1/4 tsp, sea salt
Pumpkin Pie Spice Blend
Microwave sweet potatoes until soft, then spoon out potato into a bowl
Add chicken broth and yogurt and mix together, or blend. Adjust amount to achieve your desired consistency (chunky to smooth)
Add honey and continue to mix. Adjust amount to achieve your desired sweetness.
Sprinkle 1/4 tsp. of sea salt into mixture, and mix again
Sprinkle any mixture of cinnamon, cumin, ginger and nutmeg. I used about 1/2 tbsp of these ingredients, along with a shake of a pumpkin pie spice blend.
Mix together well, and taste. Adjust any ingredient to get your desired flavor
Place in microwavable container and heat when ready to eat.
If the batch made more than you can eat in one or two sittings, consider freezing a container.
Sweets as Doggie Treats:
-If a dehydrator is available, slice and dehydrate large sweet potatoes
-Without a dehydrator, slice up a potato and slow-bake in a metal pan at 100 degrees for several hours, until mostly dried. Let cool, and store in an air-tight container.
-Mash and add as dinner supplement

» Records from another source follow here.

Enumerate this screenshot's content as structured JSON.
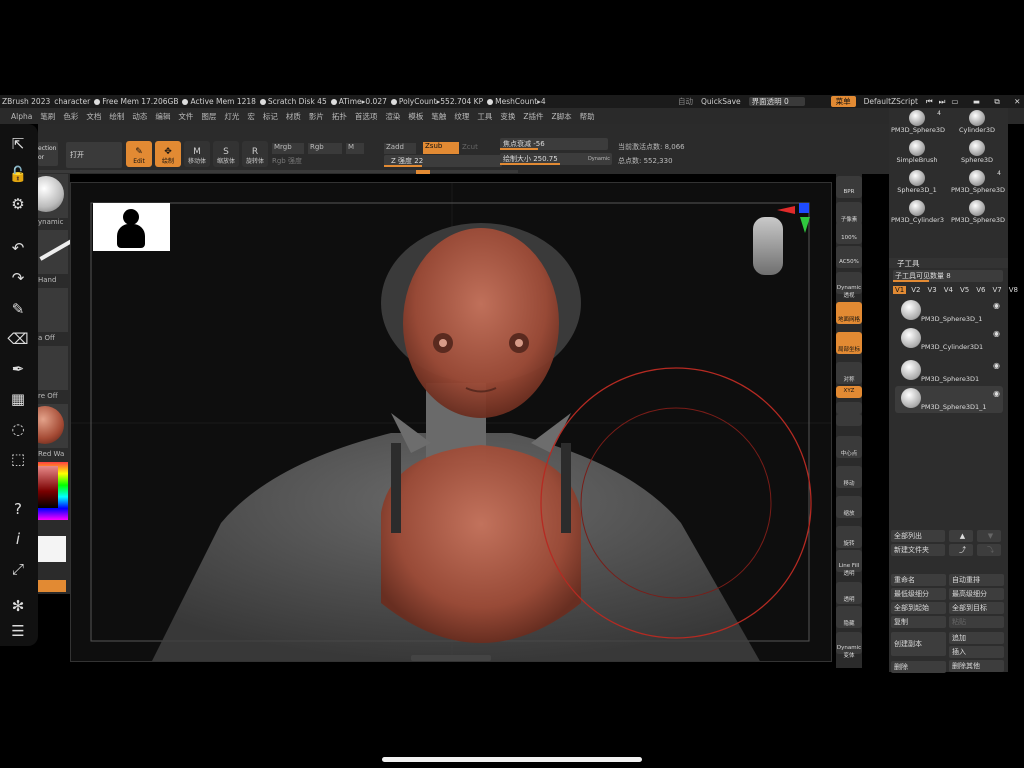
{
  "status_bar": {
    "app": "ZBrush 2023",
    "file": "character",
    "free_mem": "Free Mem 17.206GB",
    "active_mem": "Active Mem 1218",
    "scratch_disk": "Scratch Disk 45",
    "atime": "ATime▸0.027",
    "polycount": "PolyCount▸552.704 KP",
    "meshcount": "MeshCount▸4",
    "auto": "自动",
    "quicksave": "QuickSave",
    "transparency_label": "界面透明 0",
    "menu": "菜单",
    "script": "DefaultZScript"
  },
  "menubar": [
    "Alpha",
    "笔刷",
    "色彩",
    "文档",
    "绘制",
    "动态",
    "编辑",
    "文件",
    "图层",
    "灯光",
    "宏",
    "标记",
    "材质",
    "影片",
    "拓扑",
    "首选项",
    "渲染",
    "模板",
    "笔触",
    "纹理",
    "工具",
    "变换",
    "Z插件",
    "Z脚本",
    "帮助"
  ],
  "toolbar": {
    "projection": "ection",
    "projection2": "or",
    "spotlight": "打开",
    "edit": "Edit",
    "draw": "绘制",
    "move": "移动体",
    "scale": "缩放体",
    "rotate": "旋转体",
    "mrgb": "Mrgb",
    "rgb": "Rgb",
    "m": "M",
    "rgb_intensity": "Rgb 强度",
    "zadd": "Zadd",
    "zsub": "Zsub",
    "zcut": "Zcut",
    "z_intensity": "Z 强度 22",
    "focal_shift": "焦点衰减 -56",
    "draw_size": "绘制大小 250.75",
    "dynamic": "Dynamic",
    "active_points": "当前激活点数: 8,066",
    "total_points": "总点数: 552,330"
  },
  "shelf": {
    "dynamic": "ynamic",
    "hand": "Hand",
    "alpha_off": "a Off",
    "texture_off": "re Off",
    "material": "Red Wa"
  },
  "right_shelf": [
    "BPR",
    "子像素",
    "100%",
    "AC50%",
    "Dynamic 透视",
    "地面网格",
    "局部坐标",
    "对称",
    "XYZ",
    "",
    "",
    "中心点",
    "移动",
    "缩放",
    "旋转",
    "Line Fill 透明",
    "透明",
    "隐藏",
    "Dynamic 变体"
  ],
  "right_panel": {
    "tools": [
      {
        "name": "PM3D_Sphere3D",
        "count": "4"
      },
      {
        "name": "Cylinder3D"
      },
      {
        "name": "SimpleBrush"
      },
      {
        "name": "Sphere3D"
      },
      {
        "name": "Sphere3D_1"
      },
      {
        "name": "PM3D_Sphere3D",
        "count": "4"
      },
      {
        "name": "PM3D_Cylinder3"
      },
      {
        "name": "PM3D_Sphere3D"
      }
    ],
    "subtool_title": "子工具",
    "visible_count": "子工具可见数量 8",
    "v_tabs": [
      "V1",
      "V2",
      "V3",
      "V4",
      "V5",
      "V6",
      "V7",
      "V8"
    ],
    "subtools": [
      "PM3D_Sphere3D_1",
      "PM3D_Cylinder3D1",
      "PM3D_Sphere3D1",
      "PM3D_Sphere3D1_1"
    ],
    "list_all": "全部列出",
    "new_folder": "新建文件夹",
    "rename": "重命名",
    "auto_reorder": "自动重排",
    "lowest_subdiv": "最低级细分",
    "highest_subdiv": "最高级细分",
    "all_to_start": "全部到起始",
    "all_to_target": "全部到目标",
    "duplicate": "复制",
    "paste": "粘贴",
    "create_copy": "创建副本",
    "append": "追加",
    "insert": "插入",
    "delete": "删除",
    "delete_others": "删除其他"
  },
  "colors": {
    "accent": "#e28a33",
    "panel": "#2d2d2d",
    "canvas": "#0e0e0e"
  }
}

Enjoy! And please post your experience trying this recipe. I'd love to hear how you improved upon it!
That's a 'wuff' for now.
Tuesday, March 4, 2008

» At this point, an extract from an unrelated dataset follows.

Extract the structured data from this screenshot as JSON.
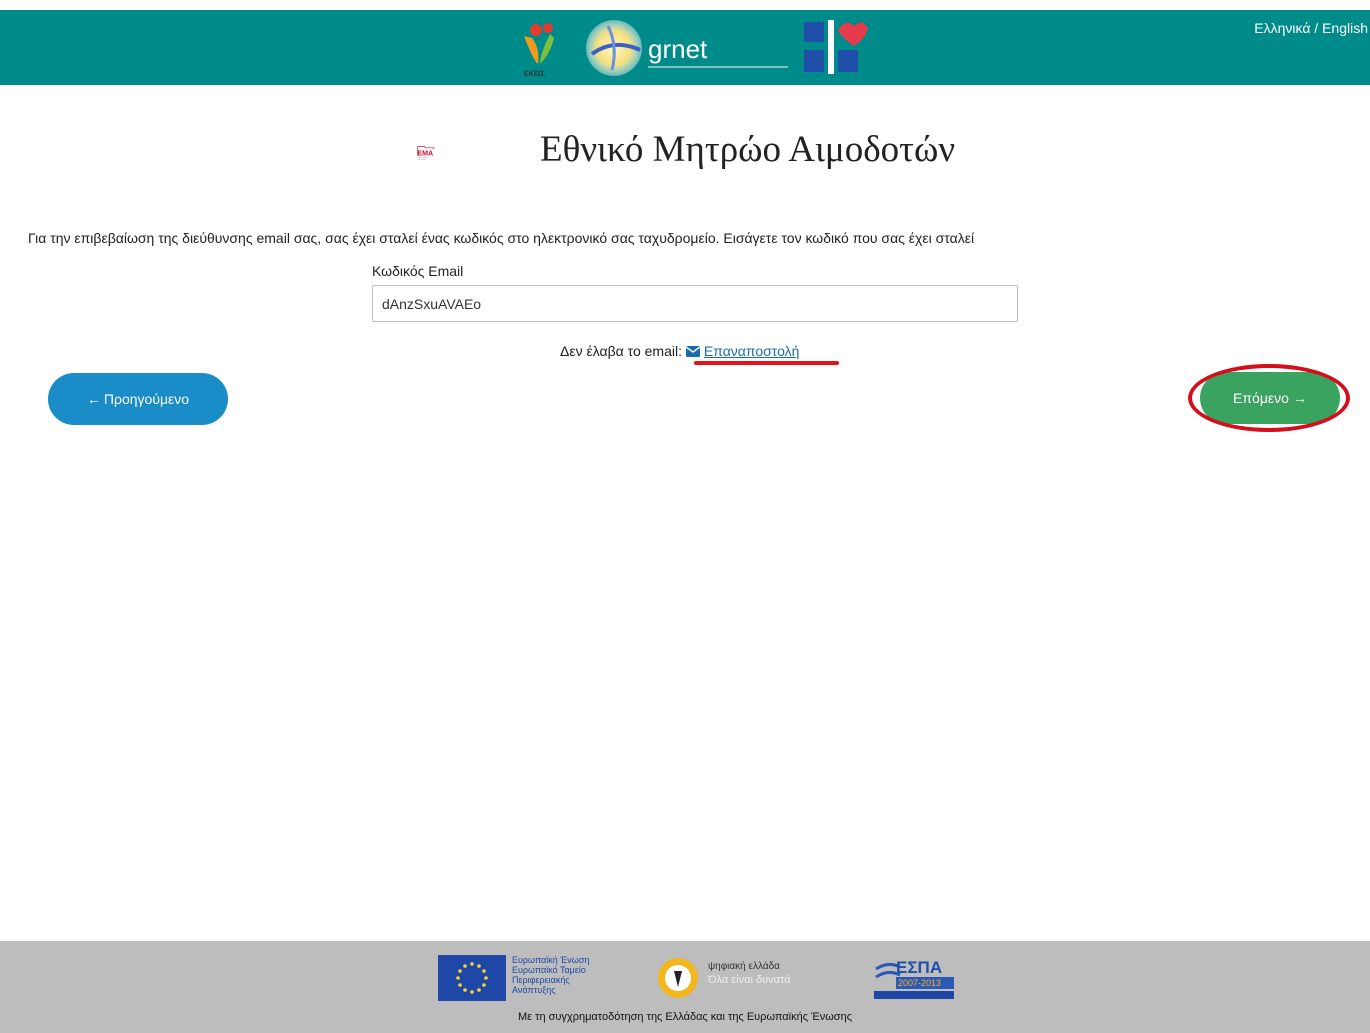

Kodi's eye is fairing really, really well! She's had a few follow-up appointments with the eye specialist (Dr. Kelly Corcoran of Vet Vision in Fairfax, VA, who is simply wonderful), and right now, we believe her eye issue can be managed with medicine and a light, light steriod (we call it "the clear" for fun).
Sunday, March 2, 2008
6 cups rolled oats
Combine first 5 ingredients in a large bowl. Add syrup, honey, juice, and almond extract; toss well. Spread mixture evenly onto a jelly-roll pan coated with cooking spray. Bake at 300° for 45 minutes, stirring every 15 minutes. Stir in cranberries and apricots. Cool completely. Store in a zip-top plastic bag.
CALORIES 384(20% from fat); FAT 8.4g (sat 1.1g,mono 3.7g,poly 2.5g); PROTEIN 9.8g; CHOLESTEROL 0.0mg; CALCIUM 57mg; SODIUM 52mg; FIBER 7.8g; IRON 3.4mg; CARBOHYDRATE 68.1g